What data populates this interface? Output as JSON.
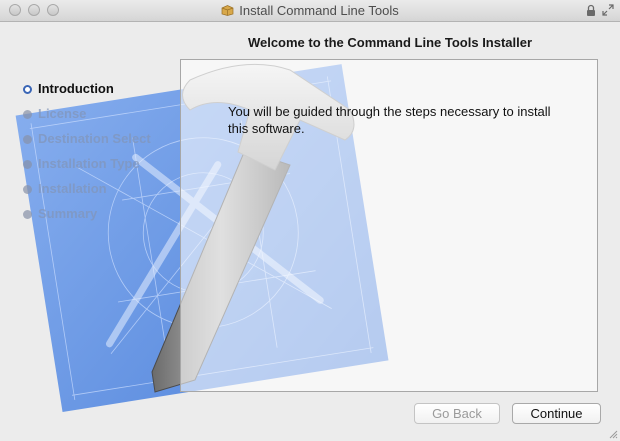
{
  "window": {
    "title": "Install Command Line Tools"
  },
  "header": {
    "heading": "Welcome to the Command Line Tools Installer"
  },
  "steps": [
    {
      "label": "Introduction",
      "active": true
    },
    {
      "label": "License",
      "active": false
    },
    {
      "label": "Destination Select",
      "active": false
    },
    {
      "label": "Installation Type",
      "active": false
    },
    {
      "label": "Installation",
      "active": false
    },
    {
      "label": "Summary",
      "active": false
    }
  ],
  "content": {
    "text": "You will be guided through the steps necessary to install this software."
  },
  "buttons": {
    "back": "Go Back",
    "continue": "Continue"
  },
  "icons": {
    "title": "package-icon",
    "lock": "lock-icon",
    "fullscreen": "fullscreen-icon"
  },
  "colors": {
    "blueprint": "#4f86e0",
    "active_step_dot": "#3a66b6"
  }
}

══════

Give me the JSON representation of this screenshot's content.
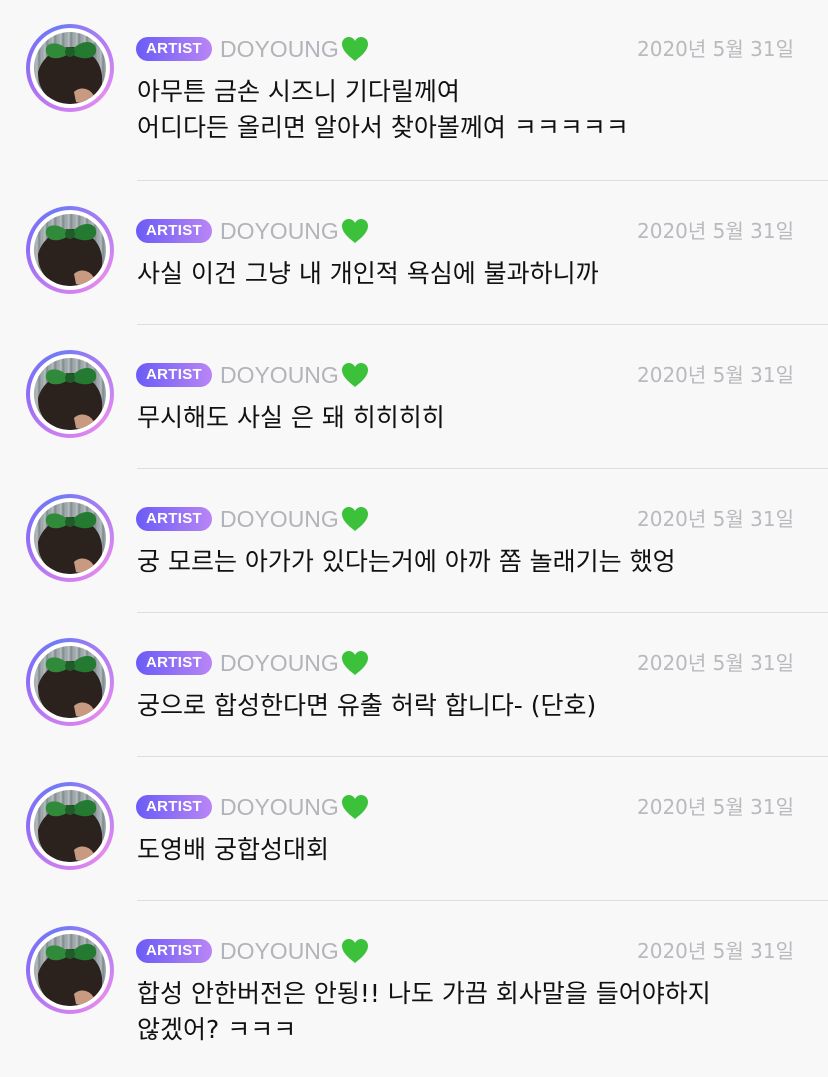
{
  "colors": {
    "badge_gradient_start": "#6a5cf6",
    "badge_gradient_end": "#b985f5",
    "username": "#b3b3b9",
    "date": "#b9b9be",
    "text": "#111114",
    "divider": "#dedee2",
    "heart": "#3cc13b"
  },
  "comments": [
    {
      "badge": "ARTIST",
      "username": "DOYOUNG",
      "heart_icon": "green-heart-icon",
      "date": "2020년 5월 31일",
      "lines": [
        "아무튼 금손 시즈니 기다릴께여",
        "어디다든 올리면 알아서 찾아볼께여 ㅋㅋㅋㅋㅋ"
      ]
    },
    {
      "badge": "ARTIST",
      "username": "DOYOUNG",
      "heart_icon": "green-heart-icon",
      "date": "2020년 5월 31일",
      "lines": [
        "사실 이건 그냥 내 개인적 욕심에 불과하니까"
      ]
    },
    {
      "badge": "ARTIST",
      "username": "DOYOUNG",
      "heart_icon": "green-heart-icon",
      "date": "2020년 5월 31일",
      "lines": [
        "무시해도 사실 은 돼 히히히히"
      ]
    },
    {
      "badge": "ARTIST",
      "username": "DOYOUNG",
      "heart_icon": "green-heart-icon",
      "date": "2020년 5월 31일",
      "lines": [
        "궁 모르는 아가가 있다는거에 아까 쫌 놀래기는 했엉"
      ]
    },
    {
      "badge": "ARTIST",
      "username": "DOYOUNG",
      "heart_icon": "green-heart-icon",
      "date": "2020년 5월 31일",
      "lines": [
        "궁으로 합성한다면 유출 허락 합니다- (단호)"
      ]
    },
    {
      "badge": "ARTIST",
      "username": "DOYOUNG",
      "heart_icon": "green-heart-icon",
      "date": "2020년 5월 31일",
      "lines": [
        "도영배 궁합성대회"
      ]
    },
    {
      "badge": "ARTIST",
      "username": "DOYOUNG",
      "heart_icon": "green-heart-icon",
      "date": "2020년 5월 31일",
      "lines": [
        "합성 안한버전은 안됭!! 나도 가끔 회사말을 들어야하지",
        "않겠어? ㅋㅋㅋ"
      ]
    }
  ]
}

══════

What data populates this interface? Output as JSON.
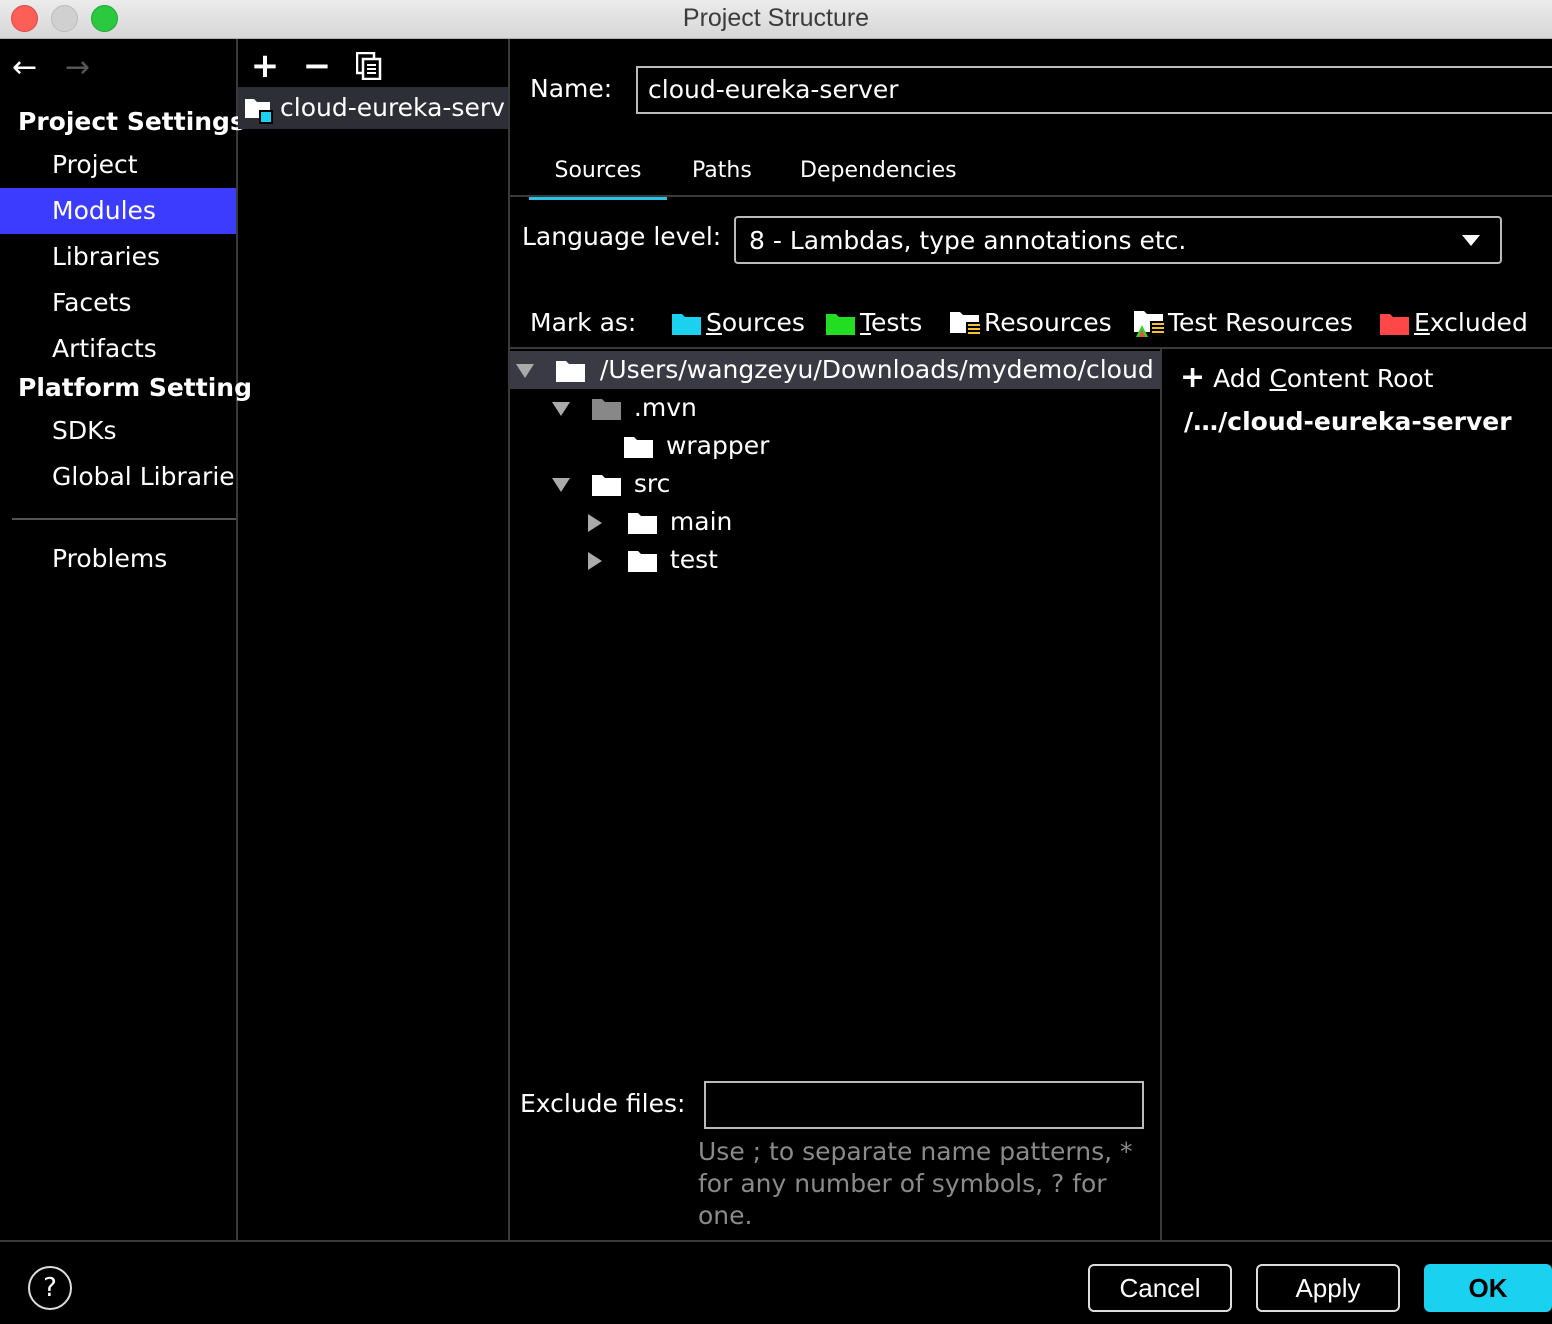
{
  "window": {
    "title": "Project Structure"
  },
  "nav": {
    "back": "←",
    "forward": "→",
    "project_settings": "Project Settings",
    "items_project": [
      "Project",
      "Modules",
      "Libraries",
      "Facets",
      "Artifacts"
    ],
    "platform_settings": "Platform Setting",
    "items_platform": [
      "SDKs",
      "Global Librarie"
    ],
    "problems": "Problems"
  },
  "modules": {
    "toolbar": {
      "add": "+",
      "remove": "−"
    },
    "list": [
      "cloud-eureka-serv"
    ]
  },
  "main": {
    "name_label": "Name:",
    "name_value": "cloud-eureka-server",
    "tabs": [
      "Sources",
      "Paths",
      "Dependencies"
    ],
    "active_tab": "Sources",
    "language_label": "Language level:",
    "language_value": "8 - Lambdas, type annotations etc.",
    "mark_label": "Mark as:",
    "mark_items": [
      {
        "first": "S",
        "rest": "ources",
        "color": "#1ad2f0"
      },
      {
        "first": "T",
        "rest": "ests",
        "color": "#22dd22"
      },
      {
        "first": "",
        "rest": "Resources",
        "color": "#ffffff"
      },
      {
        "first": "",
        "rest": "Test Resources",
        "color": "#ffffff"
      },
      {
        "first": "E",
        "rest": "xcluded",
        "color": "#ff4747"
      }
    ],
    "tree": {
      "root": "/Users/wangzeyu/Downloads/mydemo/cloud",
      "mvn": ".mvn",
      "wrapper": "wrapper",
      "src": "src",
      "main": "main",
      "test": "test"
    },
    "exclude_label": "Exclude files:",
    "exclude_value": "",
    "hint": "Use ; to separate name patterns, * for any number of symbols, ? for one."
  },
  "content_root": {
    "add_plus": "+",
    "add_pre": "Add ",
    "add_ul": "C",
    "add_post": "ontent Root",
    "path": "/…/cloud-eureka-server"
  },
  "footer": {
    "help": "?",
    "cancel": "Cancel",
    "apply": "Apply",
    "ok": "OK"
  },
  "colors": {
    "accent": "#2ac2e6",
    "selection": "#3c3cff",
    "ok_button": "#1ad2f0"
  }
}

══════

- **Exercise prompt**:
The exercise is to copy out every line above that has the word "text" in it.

- **Result**:
    "text": "You will be guided through the steps necessary to install this software."
    "text": "#111114",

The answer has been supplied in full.